Praxidice

Summary

In Greek mythology, Praxidice (Ancient Greek: Πραξιδίκη, Greek pronunciation: [praksidíkeː]) may refer to the following characters:

  • Praxidice, goddess of judicial punishment and the exactor of vengeance, which were two closely allied concepts in the classical Greek world-view.
  • Praxidice, according to the Orphic hymn to Persephone, an epithet of Persephone: "Praxidike, subterranean queen. The Eumenides’ source [mother], fair-haired, whose frame proceeds from Zeus’ ineffable and secret seeds."[1] As praxis "practice, application" of dike "justice", she is sometimes identified with Dike, goddess of justice.
  • Praxidice, according to Stephanus of Byzantium, a daughter of Ogygus named Praxidike was married to Tremiles (after whom Lycia had been previously named Tremile) and had by him four sons: Tlos, Xanthus, Pinarus and Cragus.[2] Of them Tlos had a Lycian city named Tlos after himself.[3] Cragus may be identical with the figure of the same name mentioned as the husband of Milye, sister of Solymus.[4]

The plural Praxidicae (Praxidikai) refers to the following groups of mythological figures who presided over exacting of justice:

Notes

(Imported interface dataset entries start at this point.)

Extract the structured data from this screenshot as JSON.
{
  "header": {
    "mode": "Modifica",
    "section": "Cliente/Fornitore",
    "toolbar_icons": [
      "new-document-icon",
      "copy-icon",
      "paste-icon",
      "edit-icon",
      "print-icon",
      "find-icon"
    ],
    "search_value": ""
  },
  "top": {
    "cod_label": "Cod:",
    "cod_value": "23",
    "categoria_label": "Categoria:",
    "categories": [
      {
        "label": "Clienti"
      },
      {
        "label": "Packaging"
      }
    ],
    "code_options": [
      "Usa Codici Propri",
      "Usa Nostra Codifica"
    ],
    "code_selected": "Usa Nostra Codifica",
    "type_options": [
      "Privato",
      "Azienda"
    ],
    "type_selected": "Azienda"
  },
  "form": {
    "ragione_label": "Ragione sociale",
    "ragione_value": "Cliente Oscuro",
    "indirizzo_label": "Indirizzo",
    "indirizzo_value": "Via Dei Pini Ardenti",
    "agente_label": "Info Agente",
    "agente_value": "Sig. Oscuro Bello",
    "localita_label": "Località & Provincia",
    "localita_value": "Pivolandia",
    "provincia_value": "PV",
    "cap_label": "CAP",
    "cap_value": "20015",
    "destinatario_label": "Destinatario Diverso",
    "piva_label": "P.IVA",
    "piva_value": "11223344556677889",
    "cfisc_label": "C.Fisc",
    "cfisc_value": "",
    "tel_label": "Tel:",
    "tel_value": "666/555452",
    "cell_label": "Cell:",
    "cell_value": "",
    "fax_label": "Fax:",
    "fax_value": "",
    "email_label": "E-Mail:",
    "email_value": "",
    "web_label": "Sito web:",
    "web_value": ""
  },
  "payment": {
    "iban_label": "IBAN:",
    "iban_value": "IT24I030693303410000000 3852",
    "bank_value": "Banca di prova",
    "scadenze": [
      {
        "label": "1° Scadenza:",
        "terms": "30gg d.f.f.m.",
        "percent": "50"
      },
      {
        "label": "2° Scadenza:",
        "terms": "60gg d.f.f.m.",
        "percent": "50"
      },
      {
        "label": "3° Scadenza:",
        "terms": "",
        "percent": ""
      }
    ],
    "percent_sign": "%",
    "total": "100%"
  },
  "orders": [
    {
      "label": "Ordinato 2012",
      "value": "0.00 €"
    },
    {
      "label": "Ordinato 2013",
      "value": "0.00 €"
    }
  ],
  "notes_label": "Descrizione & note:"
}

  1. ^ Orphic Hymns to Persephone 29
  2. ^ Stephanus of Byzantium, s.v. Tremilē (quoting a poem by Panyassis)
  3. ^ Stephanus of Byzantium, s.v. Tlōs
  4. ^ Stephanus of Byzantium, s.v. Milyai
  5. ^ a b Suda s.v. Praxidike
  6. ^ Pausanias, 9.33.3.
  7. ^ William Smith, Dictionary of Greek and Roman Biography and Mythology, v. 3, page 517 Archived 2011-09-04 at the Wayback Machine

References

  • The Hymns of Orpheus. Translated by Taylor, Thomas (1792). University of Pennsylvania Press, 1999. Online version at the theoi.com
  • Pausanias, Description of Greece with an English Translation by W.H.S. Jones, Litt.D., and H.A. Ormerod, M.A., in 4 Volumes. Cambridge, MA, Harvard University Press; London, William Heinemann Ltd. 1918. ISBN 0-674-99328-4. Online version at the Perseus Digital Library
  • Pausanias, Graeciae Descriptio. 3 vols. Leipzig, Teubner. 1903. Greek text available at the Perseus Digital Library.
  • Stephanus of Byzantium, Stephani Byzantii Ethnicorum quae supersunt, edited by August Meineike (1790-1870), published 1849. A few entries from this important ancient handbook of place names have been translated by Brady Kiesling. Online version at the Topos Text Project.
  • Suida, Suda Encyclopedia translated by Ross Scaife, David Whitehead, William Hutton, Catharine Roth, Jennifer Benedict, Gregory Hays, Malcolm Heath Sean M. Redmond, Nicholas Fincher, Patrick Rourke, Elizabeth Vandiver, Raphael Finkel, Frederick Williams, Carl Widstrand, Robert Dyer, Joseph L. Rife, Oliver Phillips and many others. Online version at the Topos Text Project.
This article includes a list of Greek mythological figures with the same or similar names. If an internal link for a specific Greek mythology article referred you to this page, you may wish to change the link to point directly to the intended Greek mythology article, if one exists.